There are 44 communities with WA’s Department of Communities that don’t have access to microbial water testing, with some community members drinking from water supplies that haven’t been tested in more than a decade.

According to environmental health workers, the true figure of those without access to microbial water testing could be much higher.

In WA, there are 138 remote Aboriginal communities in the Remote Essential and Municipal Services program.

Forty-four of those communities, housing at least 500 people, don’t have access to microbial water testing, leaving them vulnerable to bugs such as E. coli and Naegleria.

Department of Communities assistant director-general, Paul Isaachsen, said in a statement to NIT that there is currently no mechanism for those communities to request government microbial water testing if they have concerns about their water.

But Chicky Clements, environmental health worker for Nirrumbuk Aboriginal Corporation, said the true number of people drinking suspect water could be much higher than 500.

Since 2020, overcrowding and COVID-19 concerns have led some Aboriginal people in the Kimberley to move from larger communities back to very small outstations that were built before the Aboriginal and Torres Strait Islander Commission was disbanded in 2005.

Outstations do not receive any water, sewerage, or power services from the Kimberley Remote Service Provider.

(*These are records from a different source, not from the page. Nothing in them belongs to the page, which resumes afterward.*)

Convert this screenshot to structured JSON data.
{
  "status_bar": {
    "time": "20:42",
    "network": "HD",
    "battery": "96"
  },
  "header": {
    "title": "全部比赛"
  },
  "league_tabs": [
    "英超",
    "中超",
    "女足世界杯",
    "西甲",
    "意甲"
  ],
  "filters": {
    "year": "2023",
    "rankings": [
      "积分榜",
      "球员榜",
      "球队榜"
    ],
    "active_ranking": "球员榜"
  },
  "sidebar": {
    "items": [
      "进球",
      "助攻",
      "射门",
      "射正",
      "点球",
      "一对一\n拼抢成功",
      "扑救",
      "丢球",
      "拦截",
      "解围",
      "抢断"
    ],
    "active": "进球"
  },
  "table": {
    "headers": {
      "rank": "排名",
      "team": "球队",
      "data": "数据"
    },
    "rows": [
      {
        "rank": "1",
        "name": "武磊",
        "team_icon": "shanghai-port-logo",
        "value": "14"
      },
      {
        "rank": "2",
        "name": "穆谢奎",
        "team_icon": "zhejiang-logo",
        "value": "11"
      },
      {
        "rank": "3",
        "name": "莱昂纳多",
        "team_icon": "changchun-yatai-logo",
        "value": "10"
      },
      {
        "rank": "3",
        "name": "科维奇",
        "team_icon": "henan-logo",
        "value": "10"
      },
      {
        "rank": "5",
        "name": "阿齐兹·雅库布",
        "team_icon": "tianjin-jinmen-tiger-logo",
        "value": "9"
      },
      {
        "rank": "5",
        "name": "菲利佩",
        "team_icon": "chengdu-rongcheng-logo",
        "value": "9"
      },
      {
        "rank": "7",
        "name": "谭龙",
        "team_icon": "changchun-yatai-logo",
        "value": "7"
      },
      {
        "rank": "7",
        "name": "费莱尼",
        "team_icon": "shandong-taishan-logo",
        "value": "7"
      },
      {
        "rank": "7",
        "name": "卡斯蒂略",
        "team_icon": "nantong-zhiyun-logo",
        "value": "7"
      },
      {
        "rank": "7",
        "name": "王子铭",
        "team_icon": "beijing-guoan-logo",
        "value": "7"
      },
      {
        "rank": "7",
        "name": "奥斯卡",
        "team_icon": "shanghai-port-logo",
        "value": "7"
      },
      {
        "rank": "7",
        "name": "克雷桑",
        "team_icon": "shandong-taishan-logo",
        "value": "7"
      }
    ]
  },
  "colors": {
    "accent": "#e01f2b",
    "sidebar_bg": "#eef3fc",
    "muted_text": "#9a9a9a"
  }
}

Drinking and bathing water in outstations is drawn from rivers or from bores sunk when the communities were established under ATSIC. Mr Clements said as far as he is aware, the bores and attached tanks have not been tested or cleaned since they were installed with ATSIC funding.

“There’s no testing until someone gets really sick; then they’ll have to try and trace back to where they were, what they did, or what they drank or ate,” Clements said.

“And if it does come back pinpointed to (the drinking water) that’s when they’ll do a test.”

Karajarri woman Fay Dean lives on Country at an outstation near Bidyadanga and drinks from a bore that was sunk when the station was established in the early 2000s.

She said in her 15 years on the station, her water supply hasn’t been tested once.

“I’m just risking it. There have been some bugs in there, and we’ve been told to flush the tank, but how would we get in there to push the sand out, if there’s sand and beetles and frogs in there?”

Ms Dean’s brother lives at Frazier Downs Station, where the tap water has been contaminated for at least 30 years. At Frazier Downs they bring in bottled water to avoid getting sick, but Ms Dean says she can’t afford that.

“I’d like to know, what am I drinking? Is this going to have after-effects as I get older?”

Mr Clements and other Aboriginal environmental health workers who did not want to be named said if they had access to field testing kits, they could get instant results on drinking water.

“If we had (water testing) kits, we could have done probably regular water testing on a lot of these little outstations, and that would at least indicate what’s in the water,” Mr Clements said. “But that sort of thing has the potential to cost big bucks.”

Aboriginal environmental health workers have told NIT there is no political will to fund the testing.

“(I think the Government’s attitude is it’s) probably better not to know what’s there and just wait until something happens (to those drinking the water),” Mr Clements said.

When Mr Clements asked a representative of the State Government whether Nirrumbuk could access field testing kits, he was told that testing water on outstations would create more issues than it was worth for the Government.

“Pretty much what I was told was, ‘well if you do that you can open up a can of worms. So the safest thing, the easiest thing is, if there’s an issue with the water, just boil it,’” Mr Clements said.

The State Government did not respond to questions about how many community members are living at outstations without water testing and how they could keep their water safe for consumption.

Water Minister Dave Kelly’s office said responsibility for water testing lies with the Department of Communities, and forwarded NIT’s request to Housing Minister John Carey.

Mr Carey did not respond before publication.

By Sarah Smit